When Mark and I first got married we decided to save money by taking our garbage and recycling to the dump every week. It was a great idea, but it didn’t exactly go the way we planned. We are blessed with a large garage, and with a large garage comes a lot of space. So when we skipped taking our garbage one week, it was no big deal. Then we skipped two weeks. Then three. You get the picture.
Eventually, we admitted defeat and found a company who will pick up our garbage at a more reasonable rate. Our garbage now is picked up every week at the side of the road. What did this teach me? That the people who pick up our garbage are invaluable!
Sometimes we can be tempted to look down on “dirty” jobs. We think they are for the desperate or uneducated. But imagine a town without these jobs. It would be dirty and unattractive. The quality of life for everyone would go down. So, yes, these jobs are important and the people who do them deserve our gratitude.
I picture the same being true with shepherds. In ancient cultures, being a shepherd was a dirty job. Shepherds were part of the lower class. They were undesirable even though their way of living was necessary. In Israel, animal sacrifices at the temple was of extreme importance, yet the value of the shepherd himself, the one who raised and took care of the sheep that were sacrificed, was overlooked.
Each year I find myself marveling at certain parts of the Christmas story, like the shepherds. I love that God sent the angels to the shepherds to announce the birth of His son, Jesus; not to the privileged or wealthy, but to the humble.
Imagine this with me…
A little shepherd boy follows his father into town to buy some oil and grain. As they pass by all the people, he notices that many try to avoid them. While looking at their beautiful, clean robes, he is suddenly aware of how dirty and torn his own is. He brushes away some of the dirt with his hand and looks at it. Pew! Just dirt? He wipes his hand off on his robe.
Later, as the boy sits back out in the field with the sheep, he picks up several rocks and throws them, each one harder and farther than the one before. It’s not much but it passes the time. Once he scared away a mountain lion by hitting it with rocks. With all the practice, he was pretty good at it. Besides, he knew that these sheep needed him. Especially the ones that were all white. They get the best price for those.
For a moment, he looked down at his robe again and wondered why he can’t have something nicer. Why didn’t they ever have money for better things when they sell so many sheep to the temple? He’s overheard his parents talking so he knows they don’t get much for the sheep they provide.

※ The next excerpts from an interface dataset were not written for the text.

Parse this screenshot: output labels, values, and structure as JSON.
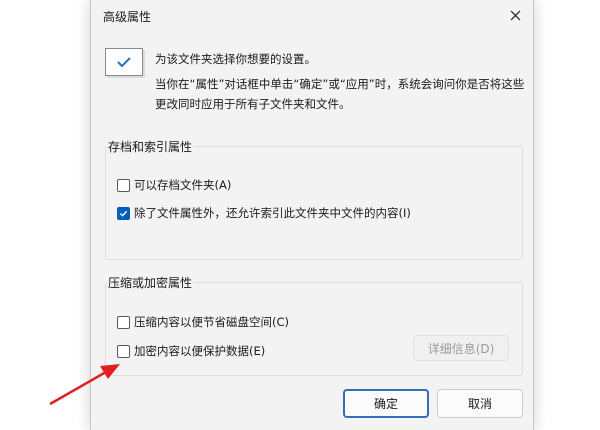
{
  "dialog": {
    "title": "高级属性",
    "intro_line1": "为该文件夹选择你想要的设置。",
    "intro_line2": "当你在“属性”对话框中单击“确定”或“应用”时，系统会询问你是否将这些更改同时应用于所有子文件夹和文件。"
  },
  "archive_group": {
    "legend": "存档和索引属性",
    "archive": {
      "label": "可以存档文件夹(A)",
      "checked": false
    },
    "index": {
      "label": "除了文件属性外，还允许索引此文件夹中文件的内容(I)",
      "checked": true
    }
  },
  "compress_group": {
    "legend": "压缩或加密属性",
    "compress": {
      "label": "压缩内容以便节省磁盘空间(C)",
      "checked": false
    },
    "encrypt": {
      "label": "加密内容以便保护数据(E)",
      "checked": false
    },
    "details_label": "详细信息(D)"
  },
  "buttons": {
    "ok": "确定",
    "cancel": "取消"
  },
  "colors": {
    "accent": "#005fb8",
    "annotation_arrow": "#e02020"
  }
}
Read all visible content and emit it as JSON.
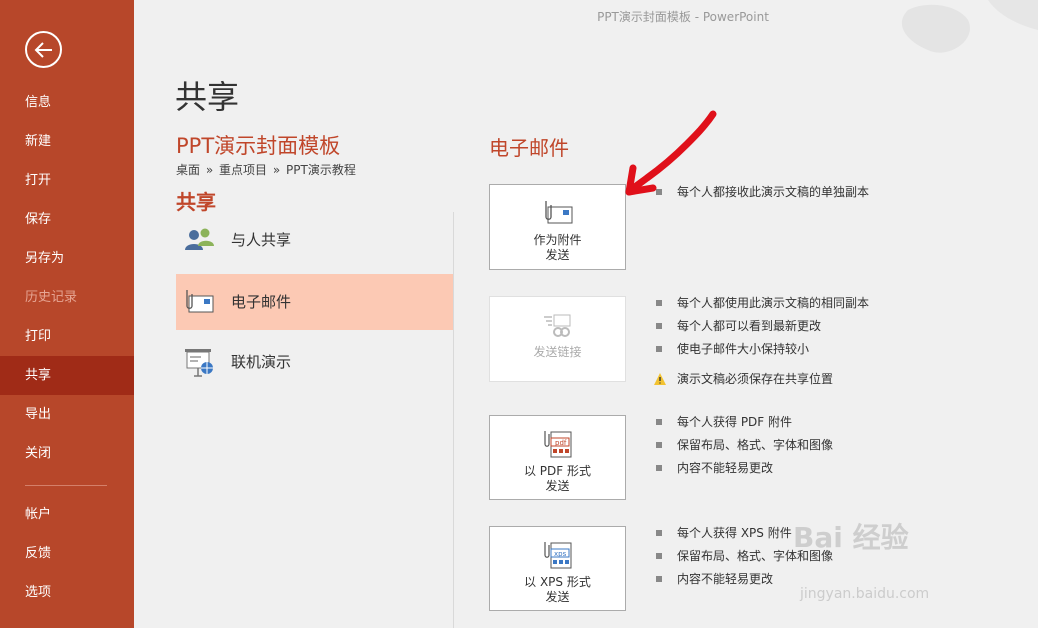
{
  "window": {
    "title": "PPT演示封面模板  -  PowerPoint"
  },
  "sidebar": {
    "items": [
      {
        "label": "信息"
      },
      {
        "label": "新建"
      },
      {
        "label": "打开"
      },
      {
        "label": "保存"
      },
      {
        "label": "另存为"
      },
      {
        "label": "历史记录",
        "disabled": true
      },
      {
        "label": "打印"
      },
      {
        "label": "共享",
        "active": true
      },
      {
        "label": "导出"
      },
      {
        "label": "关闭"
      },
      {
        "label": "帐户"
      },
      {
        "label": "反馈"
      },
      {
        "label": "选项"
      }
    ]
  },
  "page": {
    "title": "共享",
    "doc_title": "PPT演示封面模板",
    "breadcrumb": [
      "桌面",
      "»",
      "重点项目",
      "»",
      "PPT演示教程"
    ],
    "section_label": "共享"
  },
  "share_options": [
    {
      "label": "与人共享",
      "icon": "people-icon"
    },
    {
      "label": "电子邮件",
      "icon": "email-icon",
      "selected": true
    },
    {
      "label": "联机演示",
      "icon": "present-online-icon"
    }
  ],
  "email": {
    "header": "电子邮件",
    "buttons": [
      {
        "label": "作为附件\n发送",
        "icon": "attachment-icon"
      },
      {
        "label": "发送链接",
        "icon": "send-link-icon",
        "disabled": true
      },
      {
        "label": "以 PDF 形式\n发送",
        "icon": "pdf-icon"
      },
      {
        "label": "以 XPS 形式\n发送",
        "icon": "xps-icon"
      }
    ],
    "bullets": {
      "attach": [
        "每个人都接收此演示文稿的单独副本"
      ],
      "link": [
        "每个人都使用此演示文稿的相同副本",
        "每个人都可以看到最新更改",
        "使电子邮件大小保持较小"
      ],
      "link_warning": "演示文稿必须保存在共享位置",
      "pdf": [
        "每个人获得 PDF 附件",
        "保留布局、格式、字体和图像",
        "内容不能轻易更改"
      ],
      "xps": [
        "每个人获得 XPS 附件",
        "保留布局、格式、字体和图像",
        "内容不能轻易更改"
      ]
    }
  },
  "watermark": {
    "main": "Bai 经验",
    "sub": "jingyan.baidu.com"
  },
  "colors": {
    "sidebar": "#b7472a",
    "accent": "#c0462a",
    "selected": "#fcc9b4",
    "arrow": "#e0101a"
  }
}
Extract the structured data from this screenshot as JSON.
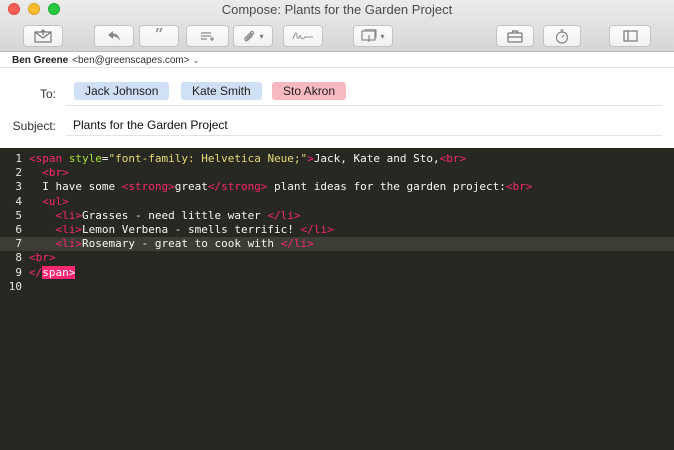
{
  "window": {
    "title": "Compose: Plants for the Garden Project"
  },
  "toolbar": {
    "buttons": [
      "send",
      "reply",
      "quote",
      "format-list",
      "attach",
      "signature",
      "stationery",
      "briefcase",
      "timer",
      "sidebar"
    ]
  },
  "from": {
    "name": "Ben Greene",
    "address": "<ben@greenscapes.com>"
  },
  "to": {
    "label": "To:",
    "recipients": [
      {
        "name": "Jack Johnson",
        "color": "#cfe0f5"
      },
      {
        "name": "Kate Smith",
        "color": "#cfe0f5"
      },
      {
        "name": "Sto Akron",
        "color": "#f7b9c0"
      }
    ]
  },
  "subject": {
    "label": "Subject:",
    "value": "Plants for the Garden Project"
  },
  "editor": {
    "active_line": 7,
    "lines": [
      {
        "num": "1",
        "parts": [
          {
            "t": "<span ",
            "c": "tag"
          },
          {
            "t": "style",
            "c": "attr"
          },
          {
            "t": "=",
            "c": "txt"
          },
          {
            "t": "\"font-family: Helvetica Neue;\"",
            "c": "str"
          },
          {
            "t": ">",
            "c": "tag"
          },
          {
            "t": "Jack, Kate and Sto,",
            "c": "txt"
          },
          {
            "t": "<br>",
            "c": "tag"
          }
        ]
      },
      {
        "num": "2",
        "parts": [
          {
            "t": "  ",
            "c": "txt"
          },
          {
            "t": "<br>",
            "c": "tag"
          }
        ]
      },
      {
        "num": "3",
        "parts": [
          {
            "t": "  I have some ",
            "c": "txt"
          },
          {
            "t": "<strong>",
            "c": "tag"
          },
          {
            "t": "great",
            "c": "txt"
          },
          {
            "t": "</strong>",
            "c": "tag"
          },
          {
            "t": " plant ideas for the garden project:",
            "c": "txt"
          },
          {
            "t": "<br>",
            "c": "tag"
          }
        ]
      },
      {
        "num": "4",
        "parts": [
          {
            "t": "  ",
            "c": "txt"
          },
          {
            "t": "<ul>",
            "c": "tag"
          }
        ]
      },
      {
        "num": "5",
        "parts": [
          {
            "t": "    ",
            "c": "txt"
          },
          {
            "t": "<li>",
            "c": "tag"
          },
          {
            "t": "Grasses - need little water ",
            "c": "txt"
          },
          {
            "t": "</li>",
            "c": "tag"
          }
        ]
      },
      {
        "num": "6",
        "parts": [
          {
            "t": "    ",
            "c": "txt"
          },
          {
            "t": "<li>",
            "c": "tag"
          },
          {
            "t": "Lemon Verbena - smells terrific! ",
            "c": "txt"
          },
          {
            "t": "</li>",
            "c": "tag"
          }
        ]
      },
      {
        "num": "7",
        "parts": [
          {
            "t": "    ",
            "c": "txt"
          },
          {
            "t": "<li>",
            "c": "tag"
          },
          {
            "t": "Rosemary - great to cook with ",
            "c": "txt"
          },
          {
            "t": "</li>",
            "c": "tag"
          }
        ]
      },
      {
        "num": "8",
        "parts": [
          {
            "t": "<br>",
            "c": "tag"
          }
        ]
      },
      {
        "num": "9",
        "parts": [
          {
            "t": "</",
            "c": "tag"
          },
          {
            "t": "span>",
            "c": "sel"
          }
        ]
      },
      {
        "num": "10",
        "parts": []
      }
    ]
  }
}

Ah, oh well. The boy picks up more rocks. Maybe someday things will change.
Maybe a shepherd boy such as this one saw the angel. A boy who was born into an underprivileged yet hard working family. One who was passed by as someone not worthy of notice. Someone with the stigma of being unclean.
But God did not see these shepherds as others saw them. He didn’t judge them by their profession or social status or the cleanliness of their clothes. He saw them as people. His people.
And that’s how He sees us. We are His people and He cares much more about the state of our hearts than anything else. He cares so much that He sent His son, Jesus, to be born only to die so that His goodness can cover us. So that we can have new, clean hearts.
Like the shepherds, I marvel at the angels’ appearance and the message they brought. Because of Jesus, I am made worthy. Because He died, I am forgiven. Because He was resurrected, I have new life. Because He chose me, I can choose Him.
“Don’t be afraid!” [the angel] said. “I bring you good news that will bring great joy to all people. The Savior—yes, the Messiah, the Lord—has been born today in Bethlehem, the city of David! And you will recognize him by this sign: You will find a baby wrapped snugly in strips of cloth, lying in a manger.”
Luke 2:10-12 NLT